→ **What to do**
I'd like every record given again exactly, please.

→ **Records for the exercise**
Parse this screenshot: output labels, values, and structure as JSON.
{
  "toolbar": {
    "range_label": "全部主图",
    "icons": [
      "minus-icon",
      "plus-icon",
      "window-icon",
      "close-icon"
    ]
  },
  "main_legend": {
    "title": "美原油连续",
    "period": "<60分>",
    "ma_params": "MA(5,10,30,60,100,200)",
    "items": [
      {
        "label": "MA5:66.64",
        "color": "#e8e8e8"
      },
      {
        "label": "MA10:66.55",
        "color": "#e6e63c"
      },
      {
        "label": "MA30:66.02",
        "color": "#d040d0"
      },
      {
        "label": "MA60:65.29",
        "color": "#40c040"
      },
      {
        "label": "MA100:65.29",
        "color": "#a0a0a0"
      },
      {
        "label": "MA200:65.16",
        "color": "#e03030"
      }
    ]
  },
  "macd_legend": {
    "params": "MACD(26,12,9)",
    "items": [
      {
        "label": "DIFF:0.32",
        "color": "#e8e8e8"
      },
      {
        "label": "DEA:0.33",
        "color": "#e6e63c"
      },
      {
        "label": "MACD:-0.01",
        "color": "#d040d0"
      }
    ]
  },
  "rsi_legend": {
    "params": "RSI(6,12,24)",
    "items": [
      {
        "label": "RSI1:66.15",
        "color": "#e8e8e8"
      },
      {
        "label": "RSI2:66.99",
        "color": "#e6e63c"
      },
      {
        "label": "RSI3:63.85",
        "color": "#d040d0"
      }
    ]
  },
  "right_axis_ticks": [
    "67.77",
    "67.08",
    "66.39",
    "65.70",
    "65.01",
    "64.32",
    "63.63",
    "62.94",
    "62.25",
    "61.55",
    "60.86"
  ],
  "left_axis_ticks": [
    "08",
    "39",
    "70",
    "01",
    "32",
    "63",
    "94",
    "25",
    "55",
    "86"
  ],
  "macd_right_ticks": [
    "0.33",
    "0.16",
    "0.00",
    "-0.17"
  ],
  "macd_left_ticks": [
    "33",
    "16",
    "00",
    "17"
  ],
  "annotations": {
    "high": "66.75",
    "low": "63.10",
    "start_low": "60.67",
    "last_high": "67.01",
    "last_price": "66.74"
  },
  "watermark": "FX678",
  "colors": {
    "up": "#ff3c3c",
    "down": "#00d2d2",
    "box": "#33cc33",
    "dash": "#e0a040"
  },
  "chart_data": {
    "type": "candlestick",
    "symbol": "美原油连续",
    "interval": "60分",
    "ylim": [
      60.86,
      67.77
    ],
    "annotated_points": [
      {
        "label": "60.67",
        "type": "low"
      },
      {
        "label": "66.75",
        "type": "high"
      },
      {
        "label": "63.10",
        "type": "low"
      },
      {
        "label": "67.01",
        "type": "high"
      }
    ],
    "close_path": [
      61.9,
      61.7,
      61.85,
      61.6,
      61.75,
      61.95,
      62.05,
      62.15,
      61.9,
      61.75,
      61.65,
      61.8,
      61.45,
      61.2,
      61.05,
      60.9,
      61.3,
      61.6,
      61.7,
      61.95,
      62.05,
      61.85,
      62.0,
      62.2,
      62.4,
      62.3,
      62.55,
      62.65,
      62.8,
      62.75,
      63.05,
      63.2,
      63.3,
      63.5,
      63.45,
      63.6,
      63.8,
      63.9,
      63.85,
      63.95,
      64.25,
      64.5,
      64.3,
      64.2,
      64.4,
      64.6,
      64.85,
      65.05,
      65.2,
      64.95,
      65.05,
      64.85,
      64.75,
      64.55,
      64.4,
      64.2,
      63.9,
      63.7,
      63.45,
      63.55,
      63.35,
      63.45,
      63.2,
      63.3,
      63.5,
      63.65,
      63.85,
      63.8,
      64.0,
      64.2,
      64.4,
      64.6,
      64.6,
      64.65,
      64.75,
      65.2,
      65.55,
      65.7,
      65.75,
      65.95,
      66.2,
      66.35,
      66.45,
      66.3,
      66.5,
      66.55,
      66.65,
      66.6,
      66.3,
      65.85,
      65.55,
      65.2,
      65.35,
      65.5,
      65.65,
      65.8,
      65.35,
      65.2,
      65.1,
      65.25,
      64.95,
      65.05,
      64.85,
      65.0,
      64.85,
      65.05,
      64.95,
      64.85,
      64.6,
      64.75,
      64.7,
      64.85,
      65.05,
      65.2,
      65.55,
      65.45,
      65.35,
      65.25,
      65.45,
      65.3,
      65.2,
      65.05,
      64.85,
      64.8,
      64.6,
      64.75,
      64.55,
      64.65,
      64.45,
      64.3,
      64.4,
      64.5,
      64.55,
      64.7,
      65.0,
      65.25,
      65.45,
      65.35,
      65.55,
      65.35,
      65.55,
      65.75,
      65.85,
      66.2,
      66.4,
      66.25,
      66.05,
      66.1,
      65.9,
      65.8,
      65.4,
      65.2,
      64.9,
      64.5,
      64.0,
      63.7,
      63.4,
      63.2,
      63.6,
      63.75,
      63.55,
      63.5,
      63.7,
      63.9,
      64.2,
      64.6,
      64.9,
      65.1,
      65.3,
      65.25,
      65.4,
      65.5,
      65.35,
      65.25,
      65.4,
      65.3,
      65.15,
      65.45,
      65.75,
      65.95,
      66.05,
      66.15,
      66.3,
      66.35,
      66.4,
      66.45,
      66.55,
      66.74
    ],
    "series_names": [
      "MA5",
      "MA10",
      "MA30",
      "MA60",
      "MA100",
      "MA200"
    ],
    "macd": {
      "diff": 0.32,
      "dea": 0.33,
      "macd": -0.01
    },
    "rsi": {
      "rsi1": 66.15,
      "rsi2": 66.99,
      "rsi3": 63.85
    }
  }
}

→ **Answer box**
Parse this screenshot: output labels, values, and structure as JSON.
{
  "toolbar": {
    "range_label": "全部主图",
    "icons": [
      "minus-icon",
      "plus-icon",
      "window-icon",
      "close-icon"
    ]
  },
  "main_legend": {
    "title": "美原油连续",
    "period": "<60分>",
    "ma_params": "MA(5,10,30,60,100,200)",
    "items": [
      {
        "label": "MA5:66.64",
        "color": "#e8e8e8"
      },
      {
        "label": "MA10:66.55",
        "color": "#e6e63c"
      },
      {
        "label": "MA30:66.02",
        "color": "#d040d0"
      },
      {
        "label": "MA60:65.29",
        "color": "#40c040"
      },
      {
        "label": "MA100:65.29",
        "color": "#a0a0a0"
      },
      {
        "label": "MA200:65.16",
        "color": "#e03030"
      }
    ]
  },
  "macd_legend": {
    "params": "MACD(26,12,9)",
    "items": [
      {
        "label": "DIFF:0.32",
        "color": "#e8e8e8"
      },
      {
        "label": "DEA:0.33",
        "color": "#e6e63c"
      },
      {
        "label": "MACD:-0.01",
        "color": "#d040d0"
      }
    ]
  },
  "rsi_legend": {
    "params": "RSI(6,12,24)",
    "items": [
      {
        "label": "RSI1:66.15",
        "color": "#e8e8e8"
      },
      {
        "label": "RSI2:66.99",
        "color": "#e6e63c"
      },
      {
        "label": "RSI3:63.85",
        "color": "#d040d0"
      }
    ]
  },
  "right_axis_ticks": [
    "67.77",
    "67.08",
    "66.39",
    "65.70",
    "65.01",
    "64.32",
    "63.63",
    "62.94",
    "62.25",
    "61.55",
    "60.86"
  ],
  "left_axis_ticks": [
    "08",
    "39",
    "70",
    "01",
    "32",
    "63",
    "94",
    "25",
    "55",
    "86"
  ],
  "macd_right_ticks": [
    "0.33",
    "0.16",
    "0.00",
    "-0.17"
  ],
  "macd_left_ticks": [
    "33",
    "16",
    "00",
    "17"
  ],
  "annotations": {
    "high": "66.75",
    "low": "63.10",
    "start_low": "60.67",
    "last_high": "67.01",
    "last_price": "66.74"
  },
  "watermark": "FX678",
  "colors": {
    "up": "#ff3c3c",
    "down": "#00d2d2",
    "box": "#33cc33",
    "dash": "#e0a040"
  },
  "chart_data": {
    "type": "candlestick",
    "symbol": "美原油连续",
    "interval": "60分",
    "ylim": [
      60.86,
      67.77
    ],
    "annotated_points": [
      {
        "label": "60.67",
        "type": "low"
      },
      {
        "label": "66.75",
        "type": "high"
      },
      {
        "label": "63.10",
        "type": "low"
      },
      {
        "label": "67.01",
        "type": "high"
      }
    ],
    "close_path": [
      61.9,
      61.7,
      61.85,
      61.6,
      61.75,
      61.95,
      62.05,
      62.15,
      61.9,
      61.75,
      61.65,
      61.8,
      61.45,
      61.2,
      61.05,
      60.9,
      61.3,
      61.6,
      61.7,
      61.95,
      62.05,
      61.85,
      62.0,
      62.2,
      62.4,
      62.3,
      62.55,
      62.65,
      62.8,
      62.75,
      63.05,
      63.2,
      63.3,
      63.5,
      63.45,
      63.6,
      63.8,
      63.9,
      63.85,
      63.95,
      64.25,
      64.5,
      64.3,
      64.2,
      64.4,
      64.6,
      64.85,
      65.05,
      65.2,
      64.95,
      65.05,
      64.85,
      64.75,
      64.55,
      64.4,
      64.2,
      63.9,
      63.7,
      63.45,
      63.55,
      63.35,
      63.45,
      63.2,
      63.3,
      63.5,
      63.65,
      63.85,
      63.8,
      64.0,
      64.2,
      64.4,
      64.6,
      64.6,
      64.65,
      64.75,
      65.2,
      65.55,
      65.7,
      65.75,
      65.95,
      66.2,
      66.35,
      66.45,
      66.3,
      66.5,
      66.55,
      66.65,
      66.6,
      66.3,
      65.85,
      65.55,
      65.2,
      65.35,
      65.5,
      65.65,
      65.8,
      65.35,
      65.2,
      65.1,
      65.25,
      64.95,
      65.05,
      64.85,
      65.0,
      64.85,
      65.05,
      64.95,
      64.85,
      64.6,
      64.75,
      64.7,
      64.85,
      65.05,
      65.2,
      65.55,
      65.45,
      65.35,
      65.25,
      65.45,
      65.3,
      65.2,
      65.05,
      64.85,
      64.8,
      64.6,
      64.75,
      64.55,
      64.65,
      64.45,
      64.3,
      64.4,
      64.5,
      64.55,
      64.7,
      65.0,
      65.25,
      65.45,
      65.35,
      65.55,
      65.35,
      65.55,
      65.75,
      65.85,
      66.2,
      66.4,
      66.25,
      66.05,
      66.1,
      65.9,
      65.8,
      65.4,
      65.2,
      64.9,
      64.5,
      64.0,
      63.7,
      63.4,
      63.2,
      63.6,
      63.75,
      63.55,
      63.5,
      63.7,
      63.9,
      64.2,
      64.6,
      64.9,
      65.1,
      65.3,
      65.25,
      65.4,
      65.5,
      65.35,
      65.25,
      65.4,
      65.3,
      65.15,
      65.45,
      65.75,
      65.95,
      66.05,
      66.15,
      66.3,
      66.35,
      66.4,
      66.45,
      66.55,
      66.74
    ],
    "series_names": [
      "MA5",
      "MA10",
      "MA30",
      "MA60",
      "MA100",
      "MA200"
    ],
    "macd": {
      "diff": 0.32,
      "dea": 0.33,
      "macd": -0.01
    },
    "rsi": {
      "rsi1": 66.15,
      "rsi2": 66.99,
      "rsi3": 63.85
    }
  }
}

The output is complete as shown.